What this task involves: Copies of all lines containing the string "name" are needed from the data below.
### Records ###
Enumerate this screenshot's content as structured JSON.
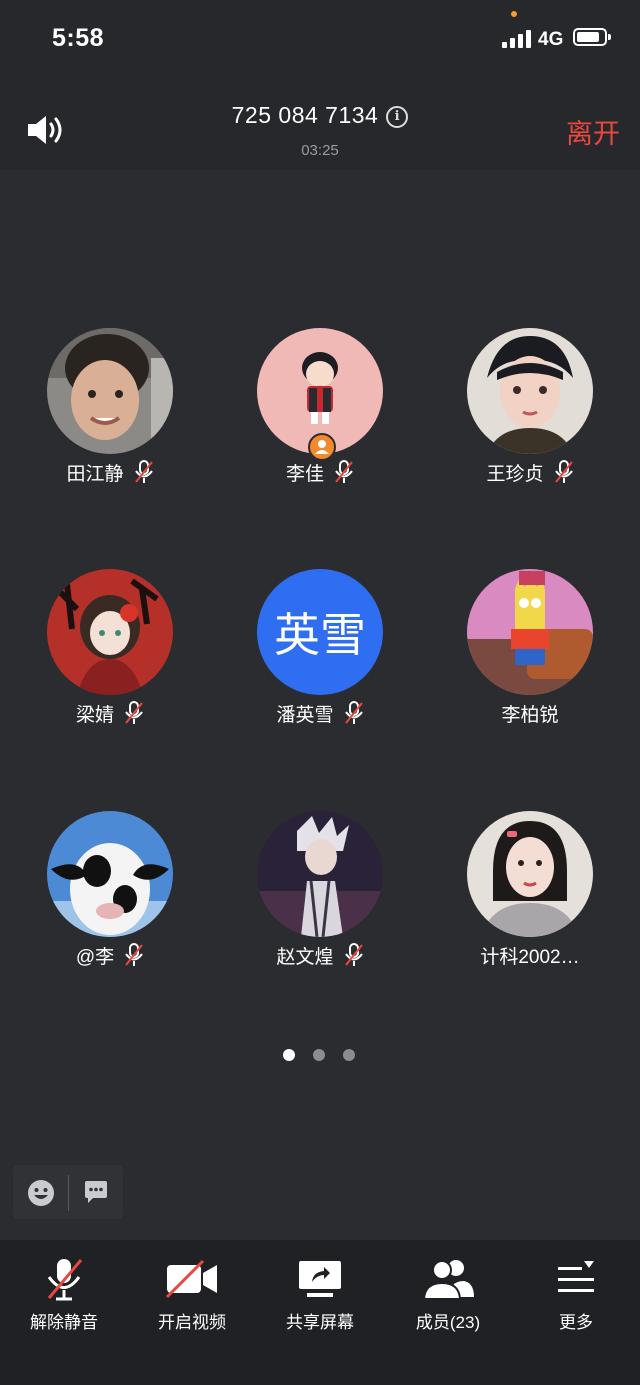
{
  "status": {
    "time": "5:58",
    "network": "4G"
  },
  "header": {
    "meeting_id": "725 084 7134",
    "timer": "03:25",
    "leave_label": "离开"
  },
  "participants": [
    {
      "name": "田江静",
      "muted": true
    },
    {
      "name": "李佳",
      "muted": true,
      "host": true
    },
    {
      "name": "王珍贞",
      "muted": true
    },
    {
      "name": "梁婧",
      "muted": true
    },
    {
      "name": "潘英雪",
      "muted": true,
      "avatar_text": "英雪"
    },
    {
      "name": "李柏锐",
      "muted": false
    },
    {
      "name": "@李",
      "muted": true
    },
    {
      "name": "赵文煌",
      "muted": true
    },
    {
      "name": "计科2002…",
      "muted": false
    }
  ],
  "pagination": {
    "pages": 3,
    "current": 1
  },
  "toolbar": {
    "unmute_label": "解除静音",
    "video_label": "开启视频",
    "share_label": "共享屏幕",
    "members_label": "成员(23)",
    "more_label": "更多"
  },
  "colors": {
    "accent_blue": "#2f6ef0",
    "leave_red": "#e8483f",
    "host_orange": "#f28a2c"
  }
}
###
Exercise response:
      "name": "田江静",
      "name": "李佳",
      "name": "王珍贞",
      "name": "梁婧",
      "name": "潘英雪",
      "name": "李柏锐",
      "name": "@李",
      "name": "赵文煌",
      "name": "计科2002…",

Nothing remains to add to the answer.